Mumbai is a city synonymous with congestion. The 25-km. drive from its international airport to the city center can take up to three hours during the morning rush.  However, visitors to India’s financial capital often experience delays long before they even leave the airport. Airspace congestion means that flights can be left circling the city for up to an hour before receiving the necessary landing clearance.  This has earned the Chhatrapati Shivaji International Airport a spot on the unenviable list of world’s most-delayed airports. Yet, a seldom-discussed truth is that Mumbai’s flight delays would persist even in the absence of congestion. The reason? Air traffic controller shortages.

The Times of India reports staffing at the local air traffic control (ATC) center stands at 255, well short of the 455 controllers needed to do the job. This invariably leads to what amounts to traffic jams in the sky. Yet Mumbai’s predicament is hardly unique. According to the International Federation of Air Traffic Controllers’ Association (IFATCA), shortages in this niche profession are a global problem. They also come at a time when the number of commercial airplanes flying worldwide is expected to increase from 21,600 in 2014 to 43,560 in 2034. To manage all that extra metal, a series of recruitment and training campaigns have been launched to train more air traffic controllers. For example, early 2015 saw a purpose-built ATC training facility open in the Middle East. Capable of delivering instruction for up to 200 students annually, it boasts a state-of-the-art simulator that offers new recruits a highly realistic and immersive training experience. Similar initiatives are underway in Puerto Rico and China.

Such efforts are well intentioned. Training more controllers is one sure-fire means of alleviating airspace congestion. But it also comes at a cost.

Formal training programs provide instruction on the fundamentals of the job. New recruits learn how to separate different types of airplanes, what phraseology to use when talking to pilots and how to respond to distress calls. Yet perfecting these skills takes time. Writer Malcolm Gladwell famously opined such mastery could entail undergoing 10,000 hours of practice. In the lead up to perfection, mistakes will be made and for controllers, these mistakes can be costly. In fact, a recent study by the Université Paris Descartes found that controllers with fewer than six years on the job are disproportionately more likely to be involved in safety incidents compared to their more experienced counterparts. This conclusion was reached after analyzing over 7,000 incident reports filed in the United States. It also comes on the heels of a University of Illinois study that found similar effects in a more controlled laboratory setting.

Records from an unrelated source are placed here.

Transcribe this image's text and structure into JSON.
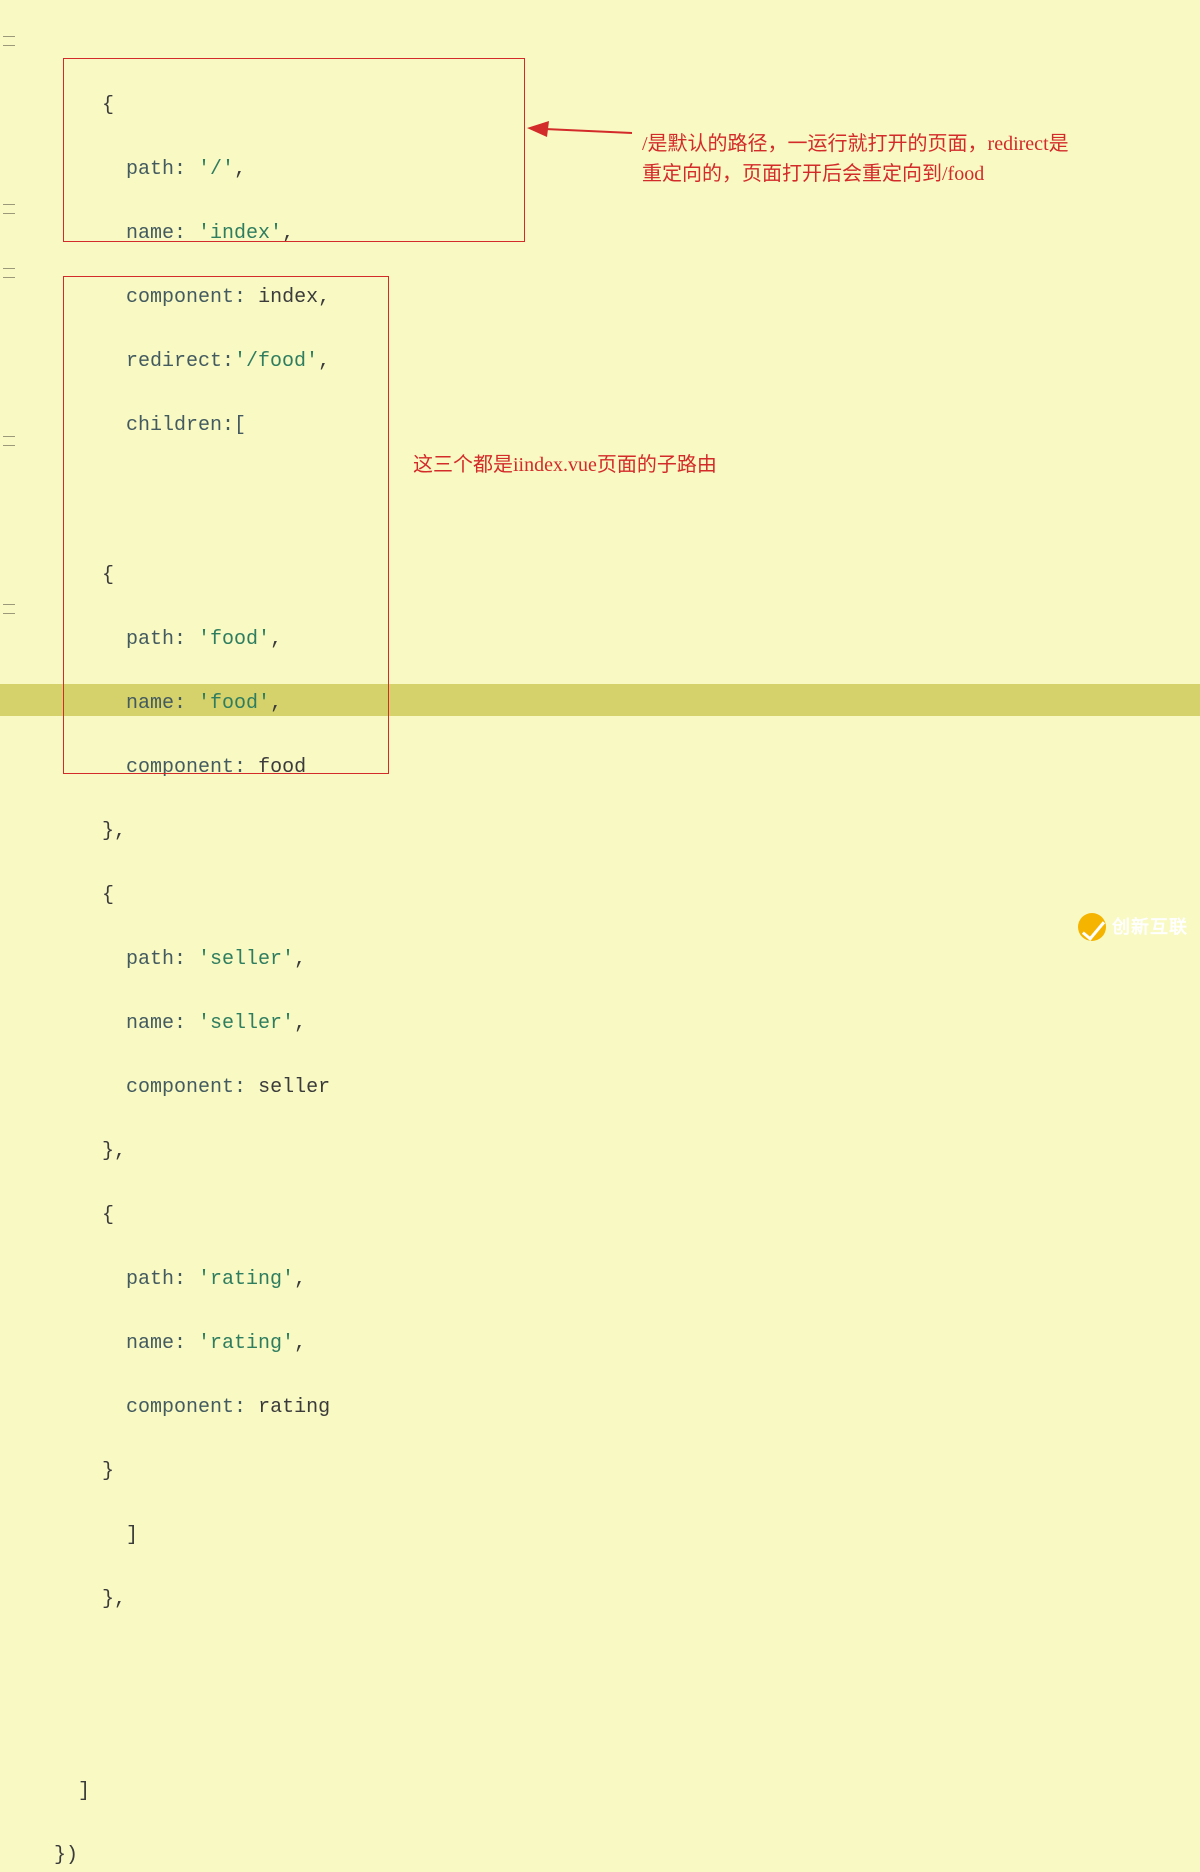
{
  "code": {
    "l01": "    {",
    "l02_pre": "      path: ",
    "l02_str": "'/'",
    "l02_post": ",",
    "l03_pre": "      name: ",
    "l03_str": "'index'",
    "l03_post": ",",
    "l04_pre": "      component: ",
    "l04_id": "index",
    "l04_post": ",",
    "l05_pre": "      redirect:",
    "l05_str": "'/food'",
    "l05_post": ",",
    "l06": "      children:[",
    "l07": "",
    "l08": "    {",
    "l09_pre": "      path: ",
    "l09_str": "'food'",
    "l09_post": ",",
    "l10_pre": "      name: ",
    "l10_str": "'food'",
    "l10_post": ",",
    "l11_pre": "      component: ",
    "l11_id": "food",
    "l12": "    },",
    "l13": "    {",
    "l14_pre": "      path: ",
    "l14_str": "'seller'",
    "l14_post": ",",
    "l15_pre": "      name: ",
    "l15_str": "'seller'",
    "l15_post": ",",
    "l16_pre": "      component: ",
    "l16_id": "seller",
    "l17": "    },",
    "l18": "    {",
    "l19_pre": "      path: ",
    "l19_str": "'rating'",
    "l19_post": ",",
    "l20_pre": "      name: ",
    "l20_str": "'rating'",
    "l20_post": ",",
    "l21_pre": "      component: ",
    "l21_id": "rating",
    "l22": "    }",
    "l23": "      ]",
    "l24": "    },",
    "l25": "",
    "l26": "",
    "l27": "  ]",
    "l28": "})"
  },
  "annotations": {
    "top1": "/是默认的路径，一运行就打开的页面，redirect是",
    "top2": "重定向的，页面打开后会重定向到/food",
    "mid": "这三个都是iindex.vue页面的子路由"
  },
  "watermark": {
    "text": "创新互联"
  }
}
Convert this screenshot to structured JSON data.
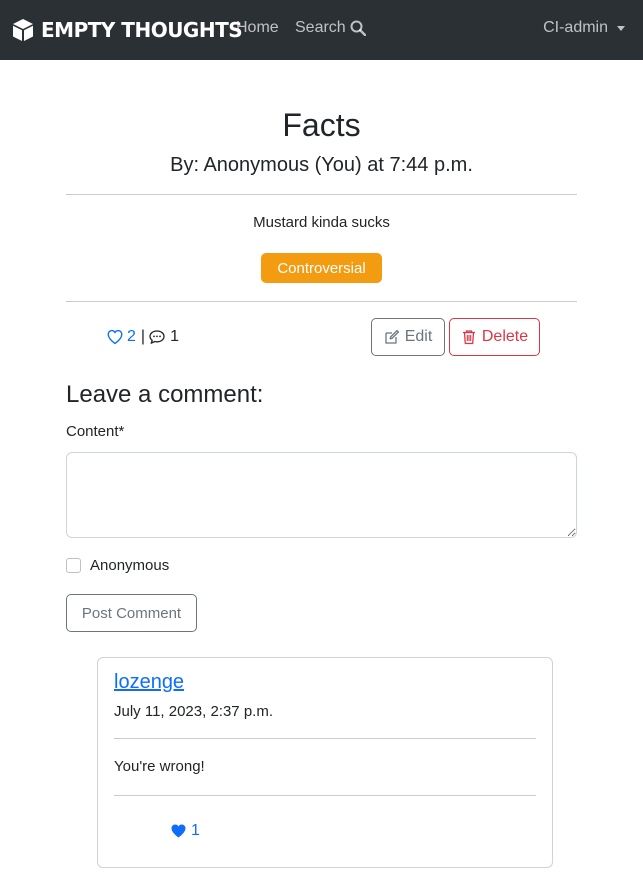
{
  "navbar": {
    "brand": "EMPTY THOUGHTS",
    "brand_icon": "cube-icon",
    "links": [
      {
        "label": "Home"
      },
      {
        "label": "Search",
        "icon": "search-icon"
      }
    ],
    "user_menu": {
      "label": "CI-admin",
      "icon": "caret-down-icon"
    }
  },
  "post": {
    "title": "Facts",
    "byline": "By: Anonymous (You) at 7:44 p.m.",
    "content": "Mustard kinda sucks",
    "tag": {
      "label": "Controversial",
      "color": "#f39c12"
    },
    "likes": "2",
    "separator": "|",
    "comments": "1",
    "actions": {
      "edit_label": "Edit",
      "delete_label": "Delete"
    }
  },
  "comment_form": {
    "heading": "Leave a comment:",
    "content_label": "Content*",
    "content_value": "",
    "anonymous_label": "Anonymous",
    "anonymous_checked": false,
    "submit_label": "Post Comment"
  },
  "comments": [
    {
      "author": "lozenge",
      "date": "July 11, 2023, 2:37 p.m.",
      "body": "You're wrong!",
      "likes": "1",
      "liked": true
    }
  ],
  "colors": {
    "navbar_bg": "#2b3035",
    "link": "#0d6efd",
    "warning": "#f39c12",
    "danger": "#dc3545",
    "secondary": "#6c757d"
  }
}
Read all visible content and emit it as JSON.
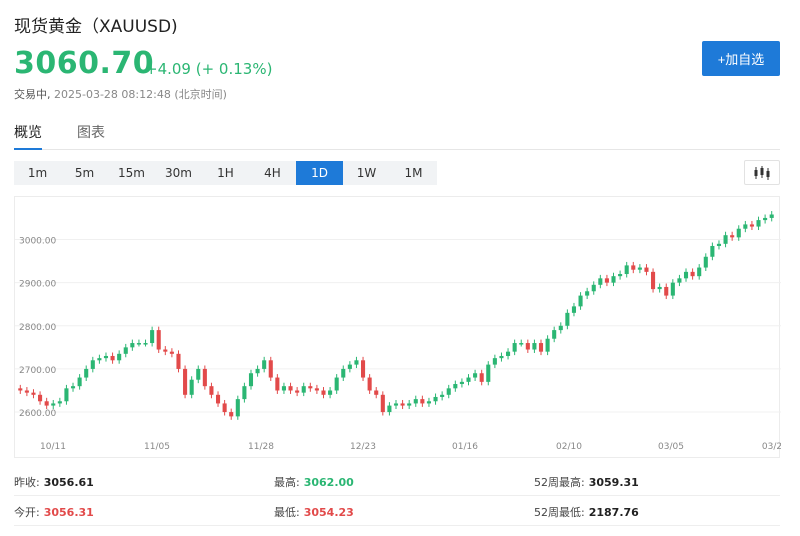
{
  "header": {
    "title": "现货黄金（XAUUSD)",
    "price": "3060.70",
    "change": "+4.09 (+ 0.13%)",
    "status": "交易中,",
    "time": "2025-03-28 08:12:48 (北京时间)",
    "add_label": "+加自选"
  },
  "tabs": [
    {
      "label": "概览",
      "active": true
    },
    {
      "label": "图表",
      "active": false
    }
  ],
  "periods": [
    "1m",
    "5m",
    "15m",
    "30m",
    "1H",
    "4H",
    "1D",
    "1W",
    "1M"
  ],
  "active_period": "1D",
  "colors": {
    "up": "#2bb673",
    "down": "#e24a4a",
    "accent": "#1e7ad8"
  },
  "chart_data": {
    "type": "candlestick",
    "ylim": [
      2570,
      3080
    ],
    "y_ticks": [
      "2600.00",
      "2700.00",
      "2800.00",
      "2900.00",
      "3000.00"
    ],
    "x_ticks": [
      "10/11",
      "11/05",
      "11/28",
      "12/23",
      "01/16",
      "02/10",
      "03/05",
      "03/2"
    ],
    "close_series": [
      2650,
      2645,
      2640,
      2625,
      2615,
      2620,
      2625,
      2655,
      2660,
      2680,
      2700,
      2720,
      2725,
      2730,
      2720,
      2735,
      2750,
      2760,
      2760,
      2760,
      2790,
      2745,
      2740,
      2735,
      2700,
      2640,
      2675,
      2700,
      2660,
      2640,
      2620,
      2600,
      2590,
      2630,
      2660,
      2690,
      2700,
      2720,
      2680,
      2650,
      2660,
      2650,
      2645,
      2660,
      2655,
      2650,
      2640,
      2650,
      2680,
      2700,
      2710,
      2720,
      2680,
      2650,
      2640,
      2600,
      2615,
      2620,
      2615,
      2620,
      2630,
      2620,
      2625,
      2635,
      2640,
      2655,
      2665,
      2670,
      2680,
      2690,
      2670,
      2710,
      2725,
      2730,
      2740,
      2760,
      2760,
      2745,
      2760,
      2740,
      2770,
      2790,
      2800,
      2830,
      2845,
      2870,
      2880,
      2895,
      2910,
      2900,
      2915,
      2920,
      2940,
      2930,
      2935,
      2925,
      2885,
      2890,
      2870,
      2900,
      2910,
      2925,
      2915,
      2935,
      2960,
      2985,
      2990,
      3010,
      3005,
      3025,
      3035,
      3030,
      3045,
      3050,
      3058
    ]
  },
  "stats": {
    "prev_close_label": "昨收:",
    "prev_close": "3056.61",
    "high_label": "最高:",
    "high": "3062.00",
    "high52_label": "52周最高:",
    "high52": "3059.31",
    "open_label": "今开:",
    "open": "3056.31",
    "low_label": "最低:",
    "low": "3054.23",
    "low52_label": "52周最低:",
    "low52": "2187.76"
  }
}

A single controller erring due to inexperience is not the major concern. Technology can catch the one aircraft pair that get too close for comfort. Checklists can ease anxious nerves during an unexpected emergency. Most importantly, experienced controllers stand ready to step in and lend a helping hand. However, when large numbers of new recruits simultaneously enter the workforce, the delicate balance between experts and novices shifts. This increases the risk of errors. The increased risk is particularly problematic for the United States where nearly 10,000 new recruits are on track to be hired by 2019 to make up for a wave of retirements. According to the Transportation Department’s in-house watchdog, such a seismic demographic shift may explain why the number of controller errors has increased over the last few years.

Airspace congestion due to controller shortages is costly. The European Commission recently estimated that such inefficiencies cost airlines and their customers an extra €5 billion  annually. Adding new recruits can help address this problem. More bodies managing airplanes means those airplanes spend less time spent stuck in the sky. Yet sharpening the skills cannot be rushed. Until new recruits get up to speed, passengers may have to remain in their seats for a little longer than they planned. Rest assured, they will be safe at least.